California has a stake in a sprawling public lands package moving through the Senate, including controversial water provisions that don’t even name the state.
The package includes expanding one national historic site honoring famed conservationist John Muir and designating a new historic site at the former Tule Lake camp that housed Japanese-Americans during World War II. Both proposals easily won approval Wednesday from a Senate panel.
A Western water bill inevitably is proving far trickier, squeaking through the Senate Energy and Natural Resources Committee on a 12-10 vote and facing an uncertain future.
“Western water issues are always difficult because scarce water is vital for so many competing purposes,” acknowledged Republican Sen. Lisa Murkowski of Alaska, the chair of the Senate committee, adding that “California, in particular, continues to grapple with its water issues.”
The word “California” only appears three times in the 142-page Western water bill approved Thursday along with 42 other public lands and resource measures now heading for the Senate floor. The water bill’s provisions, offered by Republican Sen. Jeff Flake of Arizona, potentially apply throughout the West.
Flake cited the “drought situation in the West, and in Arizona” in advocating his bill.
The language, though, also partially mirrors some found in ambitious California water legislation introduced in the House of Representatives by Rep. David Valadao, R-Hanford, and backed by the state’s entire Republican congressional delegation.
This legislation includes an extreme number of controversial provisions that are opposed by the administration...They are going to go nowhere, as far as our negotiations, and I don’t think they move us closer to solving our long-term water problems in the West. Sen. Maria Cantwell, D-Wash.
Both House and Senate bills, for instance, would anoint the federal Bureau of Reclamation as the lead agency in coordinating work on new water storage projects. Supporters think this would be efficient; critics fear the subordination of environmental concerns raised by agencies like the Fish and Wildlife Service.
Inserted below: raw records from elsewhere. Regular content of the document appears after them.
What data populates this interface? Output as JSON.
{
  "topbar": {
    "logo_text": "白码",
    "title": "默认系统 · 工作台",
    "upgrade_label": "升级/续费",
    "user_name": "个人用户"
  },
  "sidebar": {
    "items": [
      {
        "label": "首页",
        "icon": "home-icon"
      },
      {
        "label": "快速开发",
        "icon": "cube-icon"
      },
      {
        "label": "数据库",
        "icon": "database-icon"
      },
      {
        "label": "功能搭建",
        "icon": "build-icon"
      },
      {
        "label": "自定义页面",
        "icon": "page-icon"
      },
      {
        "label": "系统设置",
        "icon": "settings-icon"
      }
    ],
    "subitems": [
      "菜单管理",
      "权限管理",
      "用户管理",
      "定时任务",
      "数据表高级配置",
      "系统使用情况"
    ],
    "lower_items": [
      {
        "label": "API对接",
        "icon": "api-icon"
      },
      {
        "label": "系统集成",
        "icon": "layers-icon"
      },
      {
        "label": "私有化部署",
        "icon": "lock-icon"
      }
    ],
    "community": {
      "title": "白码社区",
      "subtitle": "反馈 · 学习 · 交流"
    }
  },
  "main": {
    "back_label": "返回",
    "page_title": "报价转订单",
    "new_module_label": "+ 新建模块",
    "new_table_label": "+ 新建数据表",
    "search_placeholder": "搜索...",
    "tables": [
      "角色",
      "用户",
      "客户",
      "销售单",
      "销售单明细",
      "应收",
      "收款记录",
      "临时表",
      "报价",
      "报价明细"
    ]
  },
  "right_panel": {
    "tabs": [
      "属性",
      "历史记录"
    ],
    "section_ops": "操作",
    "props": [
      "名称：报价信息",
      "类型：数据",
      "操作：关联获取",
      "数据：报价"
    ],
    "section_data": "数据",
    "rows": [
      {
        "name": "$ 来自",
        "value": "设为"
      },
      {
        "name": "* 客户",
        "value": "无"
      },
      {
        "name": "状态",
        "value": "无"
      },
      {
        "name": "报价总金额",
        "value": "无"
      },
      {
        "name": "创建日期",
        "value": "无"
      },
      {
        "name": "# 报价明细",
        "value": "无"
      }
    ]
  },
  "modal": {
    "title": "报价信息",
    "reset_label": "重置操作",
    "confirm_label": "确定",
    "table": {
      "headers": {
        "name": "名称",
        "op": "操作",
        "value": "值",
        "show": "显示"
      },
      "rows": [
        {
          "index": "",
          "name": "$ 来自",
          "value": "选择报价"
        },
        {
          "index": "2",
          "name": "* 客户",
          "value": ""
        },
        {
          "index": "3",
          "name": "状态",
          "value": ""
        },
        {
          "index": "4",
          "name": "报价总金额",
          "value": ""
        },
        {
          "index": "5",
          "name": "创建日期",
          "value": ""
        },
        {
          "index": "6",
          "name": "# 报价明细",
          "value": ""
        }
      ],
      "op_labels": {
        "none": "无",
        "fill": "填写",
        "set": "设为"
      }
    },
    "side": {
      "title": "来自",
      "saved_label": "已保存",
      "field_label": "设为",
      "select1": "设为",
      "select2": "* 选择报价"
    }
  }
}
Both bills also streamline the Bureau of Reclamation’s processes for studying new water projects. Supporters complain of endless hurdles that have delayed proposed storage projects like Temperance Flat on the San Joaquin River for years. Critics fear rushing crucial evaluations.
“We can’t solve water issues by starting a new round of water wars or by relying on old ways of doing business,” said Sen. Maria Cantwell, D-Wash., adding that some of the water language was “veto bait.”
Cantwell is the senior Democrat on the Energy and Natural Resources Committee, and has by all accounts a good working relationship with Murkowski, the panel’s chair. Hinting at the possibility of future Western water negotiations, Cantwell acknowledged “these are issues that are not going away.”
The House, acting the day after the Senate committee, further pushed the water issue along by approving on a largely party-line 231-196 vote a $32.1 billion Interior Department and Forest Service funding bill that includes large portions of Valadao’s California water bill.
The Obama administration has threatened a presidential veto of the Interior bill, whose provisions include stopping funding for an ambitious San Joaquin River restoration program and authorizing the “operational flexibility” that would direct more water to San Joaquin Valley farms.
“Regardless of attempts made by Democrats to evade addressing our water crisis . . . I will continue to pursue every single legislative avenue available until my constituents have the water they so desperately need,” Valadao said in a statement following the House vote.
In contrast to the partisanship infecting California water issues, the modest public lands bills approved by the Senate committee Thursday incited lower-key debate.
Liberal Democratic Sen. Barbara Boxer and conservative Republican Rep. Doug LaMalfa of California, for instance, have introduced bills to designate the former Tule Lake Segregation Center in remote Modoc County as a national historic site.
Tule Lake was the largest of 10 camps run by the War Relocation Authority following President Franklin Delano Roosevelt’s issuance of Executive Order 9066, and at its peak housed 18,700 Japanese-Americans.
Boxer’s version of the Tule Lake bill differs in some respects from LaMalfa’s but it still won voice-vote approval from the Republican-controlled Senate committee Wednesday, as did a bill by Rep. Mark DeSaulnier, D-Calif., to add 44 acres to the John Muir National Historic Site in Martinez.
Muir, famed for his role in establishing Yosemite National Park, lived in the Martinez home from 1890 to his death in 1914.